The side effects you get will depend on the chemotherapy drugs you’re having. Different drugs cause different side effects. You may get some of the side effects mentioned, but you are very unlikely to get all of them.
Some side effects are mild and easily treated. Your doctor, nurse or pharmacist may prescribe drugs to help control them. It is very important to take the drugs exactly as instructed. This means they will be more likely to work for you. Other side effects can be harder to manage but can often be reduced or helped in some way. Your nurse will give you advice about this.
Most side effects stop or gradually go away when chemotherapy is over. Although the side effects can be unpleasant, the benefits of chemotherapy usually outweigh this.
If you’re having a single drug, you may not have as many side effects as someone having a combination of drugs. People having high doses of chemotherapy may have more complex side effects.
Your cancer doctor and nurse specialist will explain the side effects that your chemotherapy is likely to cause. The main areas of your body that may be affected by chemotherapy are areas where new cells are being quickly made and replaced. This includes the:
- bone marrow (where blood cells are made)
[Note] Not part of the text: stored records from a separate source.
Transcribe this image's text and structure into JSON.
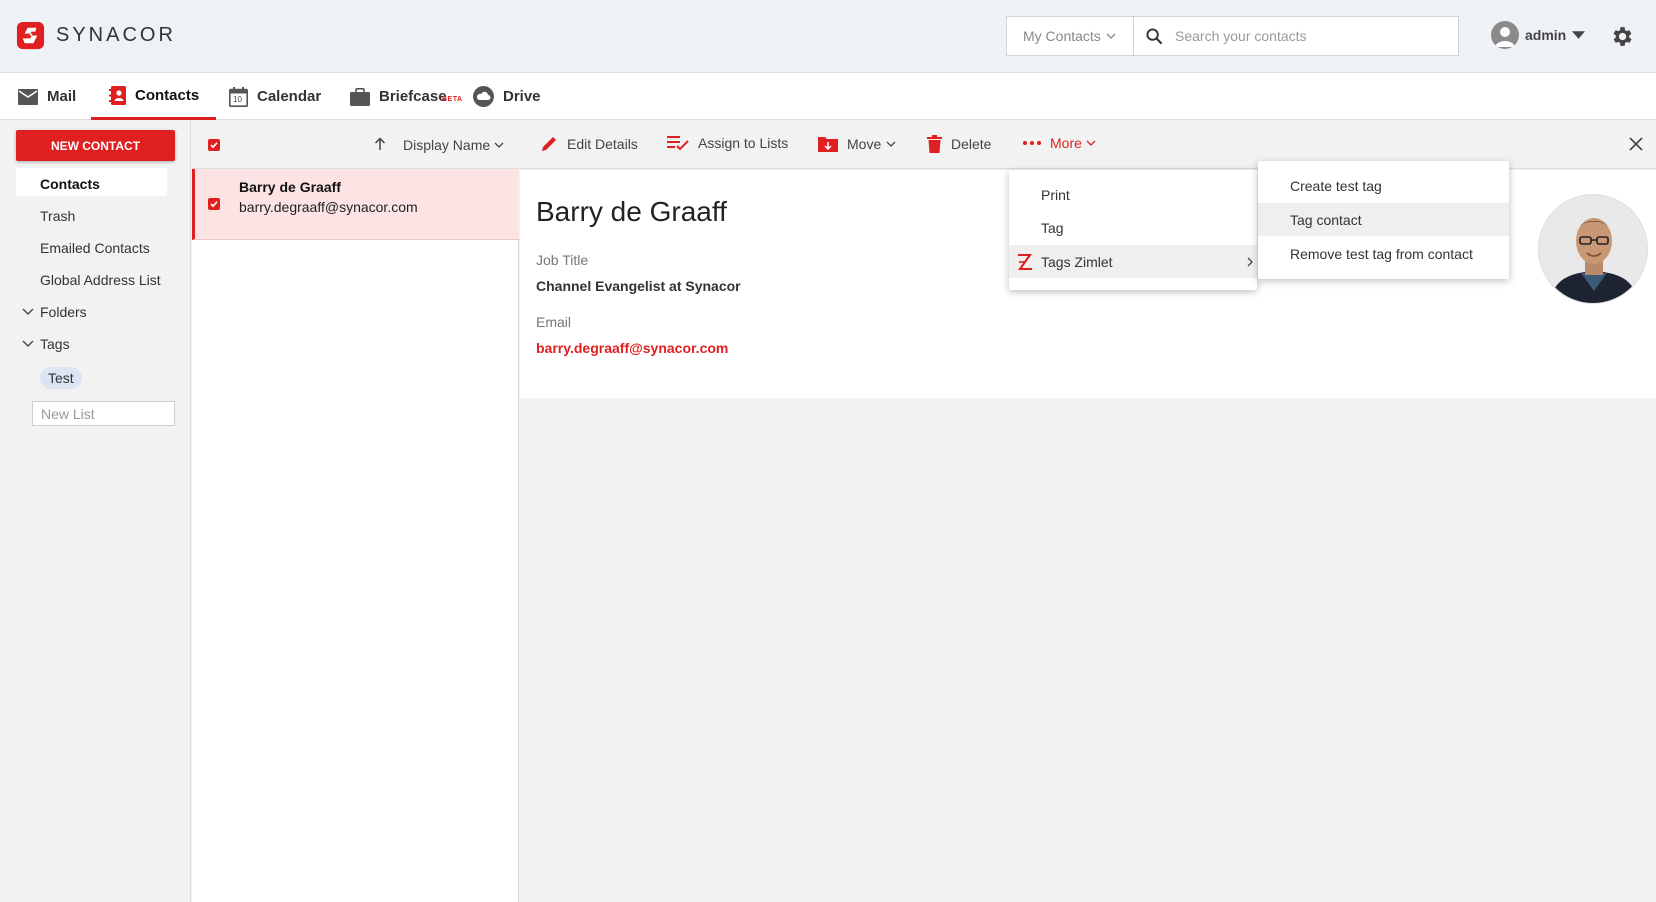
{
  "brand": {
    "name": "SYNACOR",
    "color": "#e02020"
  },
  "search": {
    "scope": "My Contacts",
    "placeholder": "Search your contacts"
  },
  "user": {
    "name": "admin"
  },
  "nav": {
    "mail": "Mail",
    "contacts": "Contacts",
    "calendar": "Calendar",
    "calendar_day": "10",
    "briefcase": "Briefcase",
    "briefcase_badge": "BETA",
    "drive": "Drive"
  },
  "sidebar": {
    "new_contact": "NEW CONTACT",
    "items": [
      "Contacts",
      "Trash",
      "Emailed Contacts",
      "Global Address List"
    ],
    "folders": "Folders",
    "tags": "Tags",
    "tag_items": [
      "Test"
    ],
    "new_list_placeholder": "New List"
  },
  "list": {
    "sort_label": "Display Name",
    "contacts": [
      {
        "name": "Barry de Graaff",
        "email": "barry.degraaff@synacor.com",
        "selected": true
      }
    ]
  },
  "toolbar": {
    "edit": "Edit Details",
    "assign": "Assign to Lists",
    "move": "Move",
    "delete": "Delete",
    "more": "More"
  },
  "detail": {
    "name": "Barry de Graaff",
    "job_title_label": "Job Title",
    "job_title": "Channel Evangelist at Synacor",
    "email_label": "Email",
    "email": "barry.degraaff@synacor.com"
  },
  "more_menu": {
    "items": [
      "Print",
      "Tag",
      "Tags Zimlet"
    ]
  },
  "sub_menu": {
    "items": [
      "Create test tag",
      "Tag contact",
      "Remove test tag from contact"
    ]
  }
}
- hair follicles (where hair grows from)
- digestive system
- lining of your mouth.